**Extracted records**
= Beginning of Section =
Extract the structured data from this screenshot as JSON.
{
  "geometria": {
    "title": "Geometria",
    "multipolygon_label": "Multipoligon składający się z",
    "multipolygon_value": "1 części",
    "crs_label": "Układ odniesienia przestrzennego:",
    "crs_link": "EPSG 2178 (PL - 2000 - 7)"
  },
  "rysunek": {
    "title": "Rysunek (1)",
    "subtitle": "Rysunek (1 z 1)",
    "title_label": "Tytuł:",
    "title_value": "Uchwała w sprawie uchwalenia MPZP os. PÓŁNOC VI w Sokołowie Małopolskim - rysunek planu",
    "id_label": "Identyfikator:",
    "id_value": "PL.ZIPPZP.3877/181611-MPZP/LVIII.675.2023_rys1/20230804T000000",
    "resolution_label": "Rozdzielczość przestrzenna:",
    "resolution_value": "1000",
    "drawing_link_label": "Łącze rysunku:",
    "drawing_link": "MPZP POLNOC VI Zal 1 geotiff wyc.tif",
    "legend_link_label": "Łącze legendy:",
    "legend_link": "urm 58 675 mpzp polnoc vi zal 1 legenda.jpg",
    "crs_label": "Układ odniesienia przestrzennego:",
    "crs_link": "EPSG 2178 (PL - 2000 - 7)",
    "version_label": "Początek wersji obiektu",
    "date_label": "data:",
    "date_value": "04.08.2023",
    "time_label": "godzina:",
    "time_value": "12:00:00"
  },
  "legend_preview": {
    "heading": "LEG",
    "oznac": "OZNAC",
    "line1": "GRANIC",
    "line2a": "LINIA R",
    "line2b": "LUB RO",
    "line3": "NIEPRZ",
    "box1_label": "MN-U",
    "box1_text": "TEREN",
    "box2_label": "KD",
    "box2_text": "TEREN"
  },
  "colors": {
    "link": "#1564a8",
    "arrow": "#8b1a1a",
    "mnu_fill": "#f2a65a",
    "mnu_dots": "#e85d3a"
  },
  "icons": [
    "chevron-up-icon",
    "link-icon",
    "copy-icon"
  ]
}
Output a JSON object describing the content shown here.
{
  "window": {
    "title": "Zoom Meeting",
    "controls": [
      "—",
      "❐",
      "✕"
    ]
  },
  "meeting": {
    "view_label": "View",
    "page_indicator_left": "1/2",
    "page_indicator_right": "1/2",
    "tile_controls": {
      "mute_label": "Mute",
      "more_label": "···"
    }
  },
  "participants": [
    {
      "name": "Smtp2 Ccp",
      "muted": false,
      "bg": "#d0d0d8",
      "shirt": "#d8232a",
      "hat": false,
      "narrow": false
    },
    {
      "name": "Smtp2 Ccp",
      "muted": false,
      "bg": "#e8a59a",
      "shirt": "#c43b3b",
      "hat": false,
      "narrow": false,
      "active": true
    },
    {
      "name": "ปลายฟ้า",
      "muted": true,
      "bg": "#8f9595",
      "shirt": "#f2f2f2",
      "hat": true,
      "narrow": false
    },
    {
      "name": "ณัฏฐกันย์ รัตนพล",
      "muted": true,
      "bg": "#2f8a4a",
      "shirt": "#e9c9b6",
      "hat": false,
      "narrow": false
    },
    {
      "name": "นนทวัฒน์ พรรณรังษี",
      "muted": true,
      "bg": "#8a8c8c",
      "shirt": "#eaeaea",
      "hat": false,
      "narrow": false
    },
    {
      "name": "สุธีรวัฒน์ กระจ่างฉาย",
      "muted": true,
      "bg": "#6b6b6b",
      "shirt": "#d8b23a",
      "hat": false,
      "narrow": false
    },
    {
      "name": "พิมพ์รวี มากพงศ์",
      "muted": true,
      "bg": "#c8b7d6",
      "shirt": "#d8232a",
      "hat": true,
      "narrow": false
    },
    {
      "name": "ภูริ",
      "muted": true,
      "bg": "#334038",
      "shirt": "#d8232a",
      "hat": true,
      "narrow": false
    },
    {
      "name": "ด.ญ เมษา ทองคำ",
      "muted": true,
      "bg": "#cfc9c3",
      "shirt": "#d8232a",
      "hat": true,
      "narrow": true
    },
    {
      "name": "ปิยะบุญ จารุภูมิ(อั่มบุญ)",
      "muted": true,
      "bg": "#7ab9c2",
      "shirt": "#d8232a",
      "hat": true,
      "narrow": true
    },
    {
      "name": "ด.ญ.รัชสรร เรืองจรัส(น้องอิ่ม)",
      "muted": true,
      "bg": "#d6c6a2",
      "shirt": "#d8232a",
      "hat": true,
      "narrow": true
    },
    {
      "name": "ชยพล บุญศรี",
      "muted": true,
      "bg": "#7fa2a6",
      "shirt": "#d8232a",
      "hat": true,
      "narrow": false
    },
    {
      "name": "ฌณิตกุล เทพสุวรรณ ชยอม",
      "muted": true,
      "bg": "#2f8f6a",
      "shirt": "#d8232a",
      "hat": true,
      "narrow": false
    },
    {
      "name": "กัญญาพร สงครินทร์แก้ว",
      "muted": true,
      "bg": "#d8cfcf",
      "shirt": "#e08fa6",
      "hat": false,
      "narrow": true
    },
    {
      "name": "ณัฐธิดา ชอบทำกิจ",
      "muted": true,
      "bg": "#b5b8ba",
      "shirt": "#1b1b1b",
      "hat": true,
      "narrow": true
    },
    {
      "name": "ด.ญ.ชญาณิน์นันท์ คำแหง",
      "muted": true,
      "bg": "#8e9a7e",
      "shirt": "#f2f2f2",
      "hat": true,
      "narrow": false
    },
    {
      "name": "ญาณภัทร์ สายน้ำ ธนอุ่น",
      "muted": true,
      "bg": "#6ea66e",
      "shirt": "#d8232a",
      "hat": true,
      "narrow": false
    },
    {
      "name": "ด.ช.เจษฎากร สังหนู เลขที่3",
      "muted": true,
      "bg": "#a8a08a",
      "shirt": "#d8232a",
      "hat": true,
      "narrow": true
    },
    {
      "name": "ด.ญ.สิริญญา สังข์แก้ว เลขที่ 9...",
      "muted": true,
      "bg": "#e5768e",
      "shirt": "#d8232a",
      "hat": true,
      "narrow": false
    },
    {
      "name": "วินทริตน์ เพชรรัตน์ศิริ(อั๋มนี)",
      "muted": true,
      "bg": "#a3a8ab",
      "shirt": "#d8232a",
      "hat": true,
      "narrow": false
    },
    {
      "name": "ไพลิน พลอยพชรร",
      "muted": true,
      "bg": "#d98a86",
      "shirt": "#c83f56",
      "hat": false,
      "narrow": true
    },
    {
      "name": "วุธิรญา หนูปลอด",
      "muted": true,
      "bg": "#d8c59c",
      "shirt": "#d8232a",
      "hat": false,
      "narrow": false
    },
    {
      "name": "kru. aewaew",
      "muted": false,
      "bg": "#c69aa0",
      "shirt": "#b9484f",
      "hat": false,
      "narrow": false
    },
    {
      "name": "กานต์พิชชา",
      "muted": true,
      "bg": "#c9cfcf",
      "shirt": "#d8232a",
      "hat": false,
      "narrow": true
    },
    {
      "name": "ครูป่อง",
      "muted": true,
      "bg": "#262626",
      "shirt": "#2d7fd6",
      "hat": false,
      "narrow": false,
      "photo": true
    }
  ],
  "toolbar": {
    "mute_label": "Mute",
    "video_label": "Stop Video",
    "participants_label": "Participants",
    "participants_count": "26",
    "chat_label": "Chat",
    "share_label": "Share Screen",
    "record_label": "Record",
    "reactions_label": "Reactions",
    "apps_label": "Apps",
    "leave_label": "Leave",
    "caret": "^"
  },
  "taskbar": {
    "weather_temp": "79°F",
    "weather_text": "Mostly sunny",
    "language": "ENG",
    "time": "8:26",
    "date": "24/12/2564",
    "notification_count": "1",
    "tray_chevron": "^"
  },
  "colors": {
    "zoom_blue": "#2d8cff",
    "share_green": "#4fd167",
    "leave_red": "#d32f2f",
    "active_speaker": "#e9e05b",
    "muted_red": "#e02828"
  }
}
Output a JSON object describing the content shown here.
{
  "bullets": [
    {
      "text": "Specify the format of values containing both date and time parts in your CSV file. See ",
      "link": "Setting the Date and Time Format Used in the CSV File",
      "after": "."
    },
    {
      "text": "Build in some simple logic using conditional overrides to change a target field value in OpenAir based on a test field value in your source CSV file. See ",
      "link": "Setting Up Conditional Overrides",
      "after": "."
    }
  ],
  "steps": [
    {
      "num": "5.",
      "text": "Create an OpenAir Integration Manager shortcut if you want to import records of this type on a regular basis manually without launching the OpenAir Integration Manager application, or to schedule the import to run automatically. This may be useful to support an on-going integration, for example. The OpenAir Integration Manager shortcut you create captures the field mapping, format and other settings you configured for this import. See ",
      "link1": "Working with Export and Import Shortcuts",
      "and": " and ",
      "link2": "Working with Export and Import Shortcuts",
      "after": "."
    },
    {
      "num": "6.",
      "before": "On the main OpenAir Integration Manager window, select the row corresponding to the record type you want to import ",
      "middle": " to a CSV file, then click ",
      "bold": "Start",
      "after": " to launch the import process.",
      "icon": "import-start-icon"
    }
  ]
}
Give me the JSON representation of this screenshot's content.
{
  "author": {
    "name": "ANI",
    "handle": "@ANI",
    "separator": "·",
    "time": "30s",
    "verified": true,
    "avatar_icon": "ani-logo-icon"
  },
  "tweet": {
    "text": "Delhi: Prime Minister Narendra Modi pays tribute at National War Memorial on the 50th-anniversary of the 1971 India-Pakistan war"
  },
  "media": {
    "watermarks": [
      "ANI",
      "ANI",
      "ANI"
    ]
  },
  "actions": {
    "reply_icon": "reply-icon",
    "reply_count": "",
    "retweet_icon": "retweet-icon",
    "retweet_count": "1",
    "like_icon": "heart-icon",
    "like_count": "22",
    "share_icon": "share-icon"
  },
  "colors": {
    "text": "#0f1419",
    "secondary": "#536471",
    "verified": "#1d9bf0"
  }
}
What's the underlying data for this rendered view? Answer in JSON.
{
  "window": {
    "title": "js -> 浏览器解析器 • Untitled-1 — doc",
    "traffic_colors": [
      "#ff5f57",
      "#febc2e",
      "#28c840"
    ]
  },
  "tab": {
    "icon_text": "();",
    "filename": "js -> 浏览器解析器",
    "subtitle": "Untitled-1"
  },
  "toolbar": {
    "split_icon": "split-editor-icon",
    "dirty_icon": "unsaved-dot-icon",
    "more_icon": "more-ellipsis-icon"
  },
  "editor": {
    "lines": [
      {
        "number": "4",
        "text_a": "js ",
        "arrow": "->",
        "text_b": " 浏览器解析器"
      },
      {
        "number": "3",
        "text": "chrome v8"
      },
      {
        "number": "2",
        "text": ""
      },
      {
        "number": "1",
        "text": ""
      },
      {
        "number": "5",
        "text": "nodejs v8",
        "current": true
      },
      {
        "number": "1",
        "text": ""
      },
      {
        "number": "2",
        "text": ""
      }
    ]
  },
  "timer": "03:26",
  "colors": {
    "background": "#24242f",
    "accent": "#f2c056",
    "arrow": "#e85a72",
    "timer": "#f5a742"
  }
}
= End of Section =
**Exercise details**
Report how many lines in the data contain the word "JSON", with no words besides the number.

**Written answer**
5